Seeking growth in the low-end of the retail market that it has largely saturated, Walmart has been trying to push into cities. Urban areas, with their unions, liberal politicians, and generally high costs for real estate, insurance, and lack of parking, were not a natural fit for the company that started in rural Arkansas and grew by planting giant boxes in rural areas and exurbs. But Walmart in recent years has made tentative inroads into close-in suburbs and the city limits of Chicago, Los Angeles, and other large population centers.
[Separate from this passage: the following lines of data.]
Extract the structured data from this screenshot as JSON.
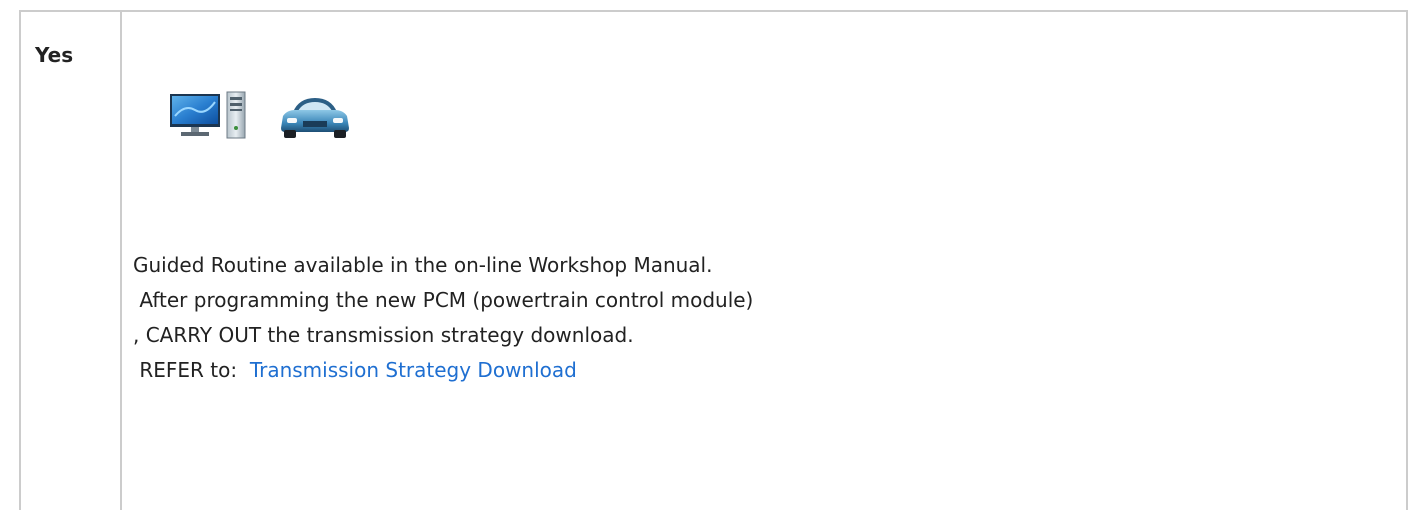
{
  "table": {
    "label_cell": "Yes"
  },
  "icons": {
    "computer": "computer-icon",
    "vehicle": "vehicle-icon"
  },
  "content": {
    "line1": "Guided Routine available in the on-line Workshop Manual.",
    "line2": " After programming the new PCM (powertrain control module)",
    "line3": ", CARRY OUT the transmission strategy download.",
    "refer_prefix": " REFER to:  ",
    "refer_link": "Transmission Strategy Download"
  },
  "colors": {
    "link": "#1f6fd1",
    "border": "#cccccc",
    "text": "#222222"
  }
}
Zoning boards and city councils often throw up obstacles to expansion. Walmart has no stores in the five boroughs of Manhattan. Earlier this year, in Washington, D.C., the City Council passed a law explicitly aimed at keeping Walmart out. City Council passed a law saying certain big box retailers would have to start pay at $12.50 an hour, 50 percent higher than the District’s $8.25 minimum wage. But in September, Washington, D.C. Mayor Vincent Gray vetoed the bill.
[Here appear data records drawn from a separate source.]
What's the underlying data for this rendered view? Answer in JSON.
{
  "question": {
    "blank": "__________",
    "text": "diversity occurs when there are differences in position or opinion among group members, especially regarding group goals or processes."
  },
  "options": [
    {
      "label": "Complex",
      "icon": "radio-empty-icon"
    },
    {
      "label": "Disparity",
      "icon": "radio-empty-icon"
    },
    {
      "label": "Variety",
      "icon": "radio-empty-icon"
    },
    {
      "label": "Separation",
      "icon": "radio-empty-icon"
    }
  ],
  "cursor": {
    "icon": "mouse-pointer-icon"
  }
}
The veto paved the way for the opening of two stores, one on H Street just north of Union Station and the other on Georgia Avenue in northern D.C. early next month. And potential employees are enthused. As NBC’s Washington, D.C. affiliate reported “the stores will hire a combined 600 associates after combing through the more than 23,000 applications it received from potential employees.” That’s stunning. Walmart received 38 applications for every opening, making the odds of an applicant getting a job at Walmart far greater than getting into Harvard. And all this competition for positions that we know do not pay all that well.
What gives? This isn’t taking place in a low-wage broken-down mill town where unemployment is high and there are few options. The Washington, D.C., metro area has been a boom town for the last 12 years, fueled by a higher level of government spending, contracting, outsourcing, and a real estate boom. The city grows ever more upscale and yuppified by the day. Richard Florida, the prescient analyst of urban revival, has called the area “a boom town of the new economy.” The D.C. metroplex has six of the richest counties in America. The unemployment rate of the Washington-Alexandria-Arlington metro area in August was 5.4 percent, significantly below the national rate. The unemployment rate in the areas of Maryland adjacent to D.C. was 5.2 percent. In the past year, the D.C. metroplex has added 33,000 jobs, or 1.1 percent of the total.
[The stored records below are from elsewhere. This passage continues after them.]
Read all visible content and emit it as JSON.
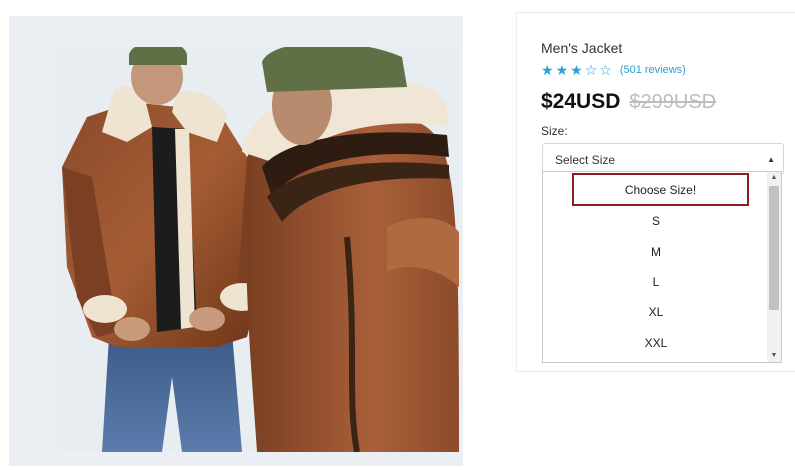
{
  "product": {
    "title": "Men's Jacket",
    "rating_stars_filled": 3,
    "rating_stars_total": 5,
    "reviews": "(501 reviews)",
    "price": "$24USD",
    "old_price": "$299USD",
    "size_label": "Size:"
  },
  "size_select": {
    "value": "Select Size",
    "caret_icon": "triangle-down-icon",
    "options": [
      "Choose Size!",
      "S",
      "M",
      "L",
      "XL",
      "XXL"
    ],
    "highlighted_option": "Choose Size!"
  },
  "colors": {
    "accent_blue": "#2a9fd8",
    "highlight_border": "#8e1d22",
    "button_orange": "#f2a93b"
  }
}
But that hides a reality in this economy. The labor market is actually several labor markets in one. And some of those markets are doing quite poorly, even in booming areas with comparatively tight labor markets. We know, for example, that in October the unemployment rate for people with bachelor’s degrees (or more) was 3.8 percent, while the unemployment rate for those whose highest level of education was completing high school was 7.3 percent, and the rate for those who hadn’t completed high school was 10.9 percent. Put another way, people who haven’t completed high school are nearly three times more likely to be out of work than those who have completed college. And people who haven’t attended college are twice as likely to be out of work as those who have completed college. Among African-Americans, the unemployment rate is 13.2 percent, while the unemployment rate for whites is 6.2 percent.
Slack in the labor market—and the continuing weakness of unions—makes it very difficult for all but the most skilled workers to negotiate higher wages. And the intense competition for positions at the lower rungs of the labor market mean companies can have their pick of candidates while offering comparatively low wages. It’s good for Walmart that the company is finally making inroads into Washington. Perhaps the new stores will help boost the chain’s stagnant domestic sales. It’s good for the 600 new hires to have jobs at a stable company. And there’s more where that came from. Walmart said it hopes to open three more stores in D.C. in coming years, which will employ another 900 people. But the fact that the chances of getting a job at Walmart are far lower than the chances of getting into Georgetown Law School highlights a continuing problem.